Opposition politicians and activists in Senegal have accused the government of corruption after reports that a brother of the president benefited from lucrative BP deals with the gas sector.
The BBC reported on contracts signed after the discovery of major oil and gas reserves off the West African coast.
In 2012, the newly elected president Macky Sall confirmed a decision taken by his predecessor, Abdoulaye Wade, to award exploitation rights for two gas fields to the Timis Corporation, controlled by the controversial Australian-Romanian tycoon Frank Timis.
The BBC said the Timis Corporation in 2014 secretly paid a “bonus” of US$250,000 to Agritrans, a company controlled by Sall’s younger brother, Aliou Sall, who denied the allegations.

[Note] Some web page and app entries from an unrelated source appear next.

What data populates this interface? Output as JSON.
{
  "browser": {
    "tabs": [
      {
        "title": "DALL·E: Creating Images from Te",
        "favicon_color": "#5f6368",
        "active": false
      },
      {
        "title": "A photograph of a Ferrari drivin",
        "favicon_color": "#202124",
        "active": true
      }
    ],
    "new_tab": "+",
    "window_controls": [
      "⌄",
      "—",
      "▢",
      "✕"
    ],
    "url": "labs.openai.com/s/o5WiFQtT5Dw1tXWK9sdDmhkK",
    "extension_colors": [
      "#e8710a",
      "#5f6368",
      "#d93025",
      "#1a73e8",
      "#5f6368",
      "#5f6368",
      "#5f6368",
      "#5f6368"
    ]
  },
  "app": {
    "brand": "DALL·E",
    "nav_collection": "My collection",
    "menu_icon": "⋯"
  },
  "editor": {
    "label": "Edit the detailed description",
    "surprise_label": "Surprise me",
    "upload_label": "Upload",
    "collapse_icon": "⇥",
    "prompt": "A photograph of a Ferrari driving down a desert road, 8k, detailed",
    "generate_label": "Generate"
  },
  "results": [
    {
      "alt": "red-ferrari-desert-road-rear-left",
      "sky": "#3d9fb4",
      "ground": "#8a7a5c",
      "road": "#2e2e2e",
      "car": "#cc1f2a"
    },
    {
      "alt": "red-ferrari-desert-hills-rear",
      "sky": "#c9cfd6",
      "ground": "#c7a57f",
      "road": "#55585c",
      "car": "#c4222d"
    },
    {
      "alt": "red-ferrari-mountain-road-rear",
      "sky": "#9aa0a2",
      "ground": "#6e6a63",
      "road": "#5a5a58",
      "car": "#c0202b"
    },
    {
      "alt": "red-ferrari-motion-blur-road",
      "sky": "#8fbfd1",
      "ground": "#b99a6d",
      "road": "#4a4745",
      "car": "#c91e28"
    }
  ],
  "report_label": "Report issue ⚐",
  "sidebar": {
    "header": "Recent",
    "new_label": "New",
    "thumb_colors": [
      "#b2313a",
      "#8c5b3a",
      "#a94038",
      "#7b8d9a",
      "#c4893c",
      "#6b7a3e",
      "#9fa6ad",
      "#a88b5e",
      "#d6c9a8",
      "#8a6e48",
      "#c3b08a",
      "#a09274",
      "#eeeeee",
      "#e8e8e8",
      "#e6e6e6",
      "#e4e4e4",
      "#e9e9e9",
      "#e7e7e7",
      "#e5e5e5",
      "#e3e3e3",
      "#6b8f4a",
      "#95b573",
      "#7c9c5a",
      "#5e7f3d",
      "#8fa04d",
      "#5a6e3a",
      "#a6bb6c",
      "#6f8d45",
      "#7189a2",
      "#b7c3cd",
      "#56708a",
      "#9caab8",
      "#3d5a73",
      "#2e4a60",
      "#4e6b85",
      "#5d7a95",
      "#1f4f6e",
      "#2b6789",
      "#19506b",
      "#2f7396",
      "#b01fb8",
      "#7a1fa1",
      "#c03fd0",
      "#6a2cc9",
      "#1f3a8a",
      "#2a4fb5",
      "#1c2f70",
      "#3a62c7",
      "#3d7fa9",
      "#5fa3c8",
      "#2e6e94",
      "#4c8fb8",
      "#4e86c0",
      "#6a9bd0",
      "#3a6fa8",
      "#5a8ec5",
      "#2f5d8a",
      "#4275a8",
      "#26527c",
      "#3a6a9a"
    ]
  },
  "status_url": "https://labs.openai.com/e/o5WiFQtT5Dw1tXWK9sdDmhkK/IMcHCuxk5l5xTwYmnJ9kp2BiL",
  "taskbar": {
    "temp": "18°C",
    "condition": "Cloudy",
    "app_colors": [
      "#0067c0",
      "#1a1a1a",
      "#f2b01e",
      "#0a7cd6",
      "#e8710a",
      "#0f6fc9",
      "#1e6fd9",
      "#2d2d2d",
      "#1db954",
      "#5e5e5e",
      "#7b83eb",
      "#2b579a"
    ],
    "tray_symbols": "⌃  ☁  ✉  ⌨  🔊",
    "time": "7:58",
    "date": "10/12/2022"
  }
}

The Senegalese opposition says the offshore BP gas fields, which contains one of the largest deposits of gas in the world, should be subject to an investigation.
BP first bought into the fields in 2016 and it said last year that it was working on a huge project to develop the operations.
The energy giant bought Timis’ stake in the gas field for US$250 million in 2017 and the BBC said BP would also pay his company between US$9 billion and US$12 billion in royalties.
Senegal’s offshore oil and gas reserves have the potential to transform the impoverished state when they start producing in the next decade in volumes that are expected to rival some of West Africa’s biggest producers.
But the history of the fields is now under intense scrutiny.
The BBC investigation claimed that BP was aware of the suspicious payments when it acquired the interests.
The UK-based oil and gas giant said it “rejects any implication that it acted improperly”, adding that it had “conducted extensive and appropriate due diligence, including in . . . ethics, compliance and anti-corruption”.
The report said Timis also paid Aliou Sall US$1.5 million in salary over five years for his work in Petro-Tim, the company originally given the blocks before the Timis Corporation, and that he was also offered US$3 million in shares in Timis’ companies.
Rights to explore the licences off Senegal were first awarded to Petro-Tim in 2011.
Aliou Sall denies any wrongdoing, saying he was employed because of his expertise.
He called the BBC’s report “totally false”.
BP made profits of US$10 billion last year producing oil and gas globally.
The Conference of Leaders, a Senegalese opposition group, is demanding an inquiry into the licences.
Timis and the Timis Corporation said there was “no wrongdoing whatsoever in relation” to the gas licences.
Senegalese citizens should benefit from the development of the offshore gas fields. Picture credit: PXHere